Pick every line with "data" from the material below.

--- START ---

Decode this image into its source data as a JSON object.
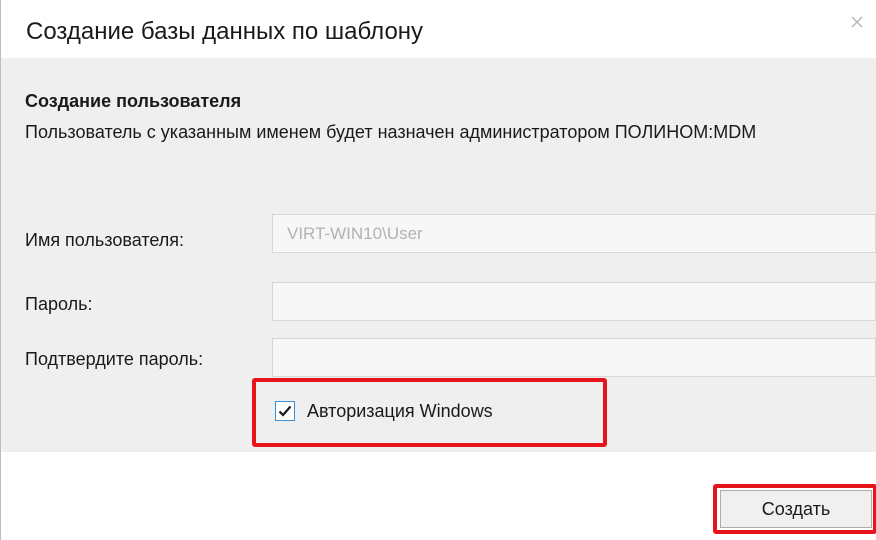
{
  "dialog": {
    "title": "Создание базы данных по шаблону",
    "close_icon": "close-icon"
  },
  "section": {
    "title": "Создание пользователя",
    "description": "Пользователь с указанным именем будет назначен администратором ПОЛИНОМ:MDM"
  },
  "form": {
    "username": {
      "label": "Имя пользователя:",
      "value": "VIRT-WIN10\\User",
      "disabled": true
    },
    "password": {
      "label": "Пароль:",
      "value": ""
    },
    "confirm_password": {
      "label": "Подтвердите пароль:",
      "value": ""
    },
    "windows_auth": {
      "label": "Авторизация Windows",
      "checked": true,
      "icon": "checkmark-icon"
    }
  },
  "footer": {
    "create_label": "Создать"
  },
  "colors": {
    "content_background": "#efefef",
    "highlight": "#e8141c",
    "checkbox_border": "#3a8fd6",
    "input_disabled_text": "#b2b2b2"
  }
}
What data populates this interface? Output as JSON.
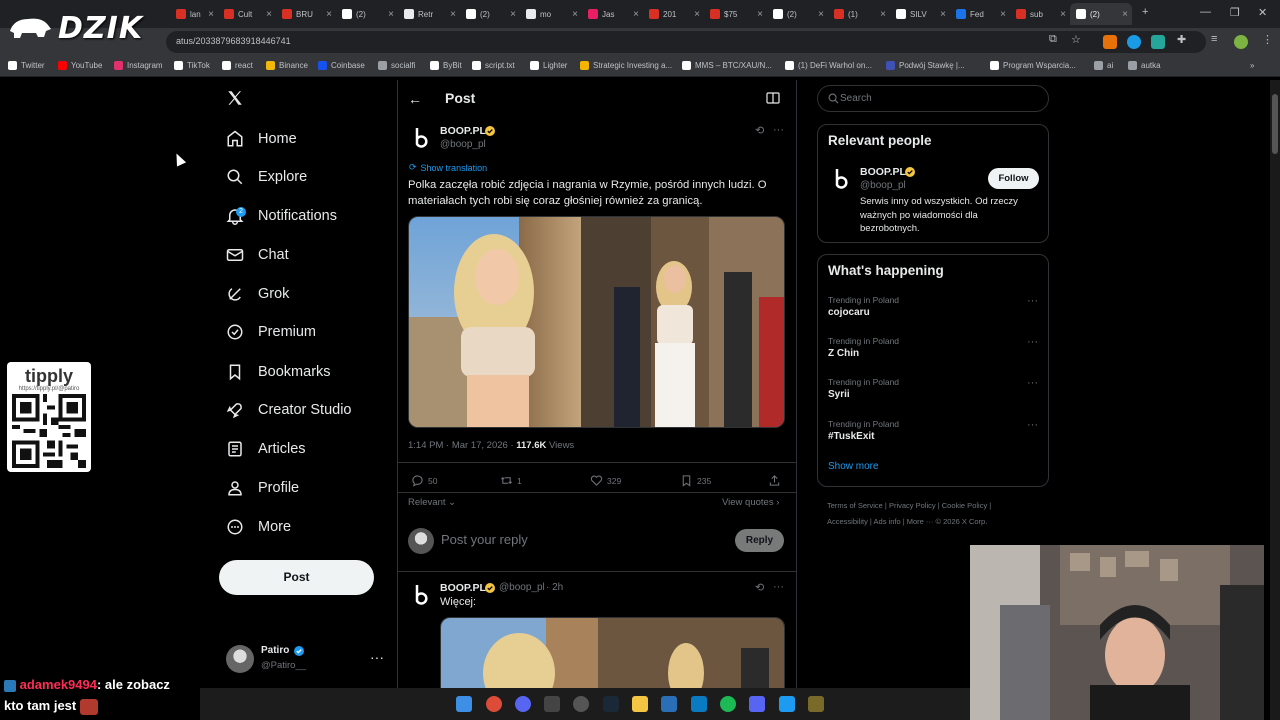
{
  "browser": {
    "tabs": [
      {
        "label": "lan",
        "color": "#d93025"
      },
      {
        "label": "Cult",
        "color": "#d93025"
      },
      {
        "label": "BRU",
        "color": "#d93025"
      },
      {
        "label": "(2)",
        "color": "#ffffff"
      },
      {
        "label": "Retr",
        "color": "#e8eaed"
      },
      {
        "label": "(2)",
        "color": "#ffffff"
      },
      {
        "label": "mo",
        "color": "#e8eaed"
      },
      {
        "label": "Jas",
        "color": "#e91e63"
      },
      {
        "label": "201",
        "color": "#d93025"
      },
      {
        "label": "$75",
        "color": "#d93025"
      },
      {
        "label": "(2)",
        "color": "#ffffff"
      },
      {
        "label": "(1)",
        "color": "#d93025"
      },
      {
        "label": "SILV",
        "color": "#ffffff"
      },
      {
        "label": "Fed",
        "color": "#1a73e8"
      },
      {
        "label": "sub",
        "color": "#d93025"
      },
      {
        "label": "(2)",
        "color": "#ffffff"
      }
    ],
    "url": "atus/2033879683918446741",
    "bookmarks": [
      {
        "label": "Twitter",
        "color": "#ffffff"
      },
      {
        "label": "YouTube",
        "color": "#ff0000"
      },
      {
        "label": "Instagram",
        "color": "#e1306c"
      },
      {
        "label": "TikTok",
        "color": "#ffffff"
      },
      {
        "label": "react",
        "color": "#ffffff"
      },
      {
        "label": "Binance",
        "color": "#f0b90b"
      },
      {
        "label": "Coinbase",
        "color": "#1652f0"
      },
      {
        "label": "socialfi",
        "color": "#9aa0a6"
      },
      {
        "label": "ByBit",
        "color": "#ffffff"
      },
      {
        "label": "script.txt",
        "color": "#ffffff"
      },
      {
        "label": "Lighter",
        "color": "#ffffff"
      },
      {
        "label": "Strategic Investing a...",
        "color": "#f4b400"
      },
      {
        "label": "MMS – BTC/XAU/N...",
        "color": "#ffffff"
      },
      {
        "label": "(1) DeFi Warhol on...",
        "color": "#ffffff"
      },
      {
        "label": "Podwój Stawkę |...",
        "color": "#3f51b5"
      },
      {
        "label": "Program Wsparcia...",
        "color": "#ffffff"
      },
      {
        "label": "ai",
        "color": "#9aa0a6"
      },
      {
        "label": "autka",
        "color": "#9aa0a6"
      }
    ]
  },
  "overlay": {
    "brand": "DZIK",
    "tipply_name": "tipply",
    "tipply_url": "https://tipply.pl/@patiro",
    "chat": [
      {
        "user": "adamek9494",
        "text": ": ale zobacz"
      },
      {
        "user": "",
        "text": "kto tam jest"
      }
    ]
  },
  "nav": {
    "items": [
      {
        "label": "Home",
        "icon": "home-icon"
      },
      {
        "label": "Explore",
        "icon": "search-icon"
      },
      {
        "label": "Notifications",
        "icon": "bell-icon",
        "badge": "2"
      },
      {
        "label": "Chat",
        "icon": "mail-icon"
      },
      {
        "label": "Grok",
        "icon": "grok-icon"
      },
      {
        "label": "Premium",
        "icon": "premium-icon"
      },
      {
        "label": "Bookmarks",
        "icon": "bookmark-icon"
      },
      {
        "label": "Creator Studio",
        "icon": "rocket-icon"
      },
      {
        "label": "Articles",
        "icon": "article-icon"
      },
      {
        "label": "Profile",
        "icon": "person-icon"
      },
      {
        "label": "More",
        "icon": "more-circle-icon"
      }
    ],
    "post_label": "Post",
    "account_name": "Patiro",
    "account_handle": "@Patiro__"
  },
  "post": {
    "header_title": "Post",
    "author_name": "BOOP.PL",
    "author_handle": "@boop_pl",
    "show_translation": "Show translation",
    "text": "Polka zaczęła robić zdjęcia i nagrania w Rzymie, pośród innych ludzi. O materiałach tych robi się coraz głośniej również za granicą.",
    "time": "1:14 PM · Mar 17, 2026 · ",
    "views_count": "117.6K",
    "views_label": " Views",
    "stats": {
      "replies": "50",
      "reposts": "1",
      "likes": "329",
      "bookmarks": "235"
    },
    "sort_label": "Relevant",
    "view_quotes": "View quotes",
    "reply_placeholder": "Post your reply",
    "reply_button": "Reply"
  },
  "reply": {
    "author_name": "BOOP.PL",
    "author_handle": "@boop_pl",
    "time": "· 2h",
    "text": "Więcej:"
  },
  "sidebar_right": {
    "search_placeholder": "Search",
    "relevant_title": "Relevant people",
    "person_name": "BOOP.PL",
    "person_handle": "@boop_pl",
    "follow_label": "Follow",
    "person_bio": "Serwis inny od wszystkich. Od rzeczy ważnych po wiadomości dla bezrobotnych.",
    "happening_title": "What's happening",
    "trends": [
      {
        "context": "Trending in Poland",
        "name": "cojocaru"
      },
      {
        "context": "Trending in Poland",
        "name": "Z Chin"
      },
      {
        "context": "Trending in Poland",
        "name": "Syrii"
      },
      {
        "context": "Trending in Poland",
        "name": "#TuskExit"
      }
    ],
    "show_more": "Show more",
    "footer_line1": "Terms of Service  |  Privacy Policy  |  Cookie Policy  |",
    "footer_line2": "Accessibility  |  Ads info  |  More ···  © 2026 X Corp."
  },
  "colors": {
    "accent": "#1d9bf0",
    "verified": "#f4c542",
    "background": "#000000",
    "border": "#2f3336"
  }
}
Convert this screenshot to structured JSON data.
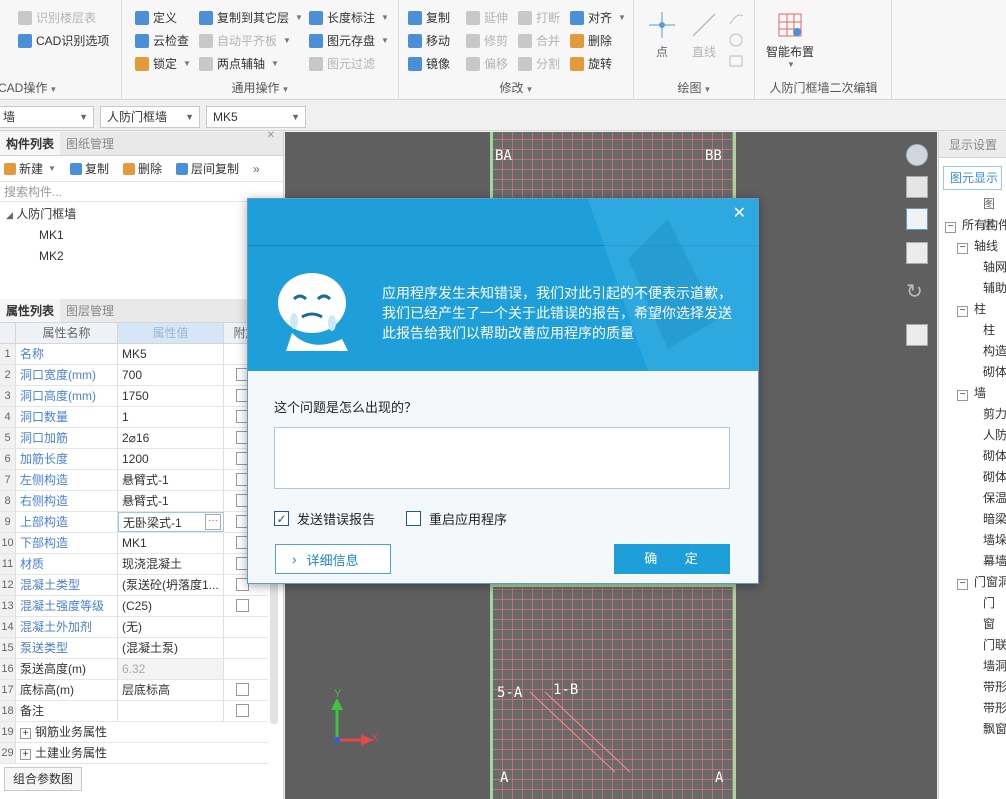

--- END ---

Result for this exercise ::
Decode this image into its source data as a JSON object.
What data populates this interface? Output as JSON.
Convert this screenshot to structured JSON data.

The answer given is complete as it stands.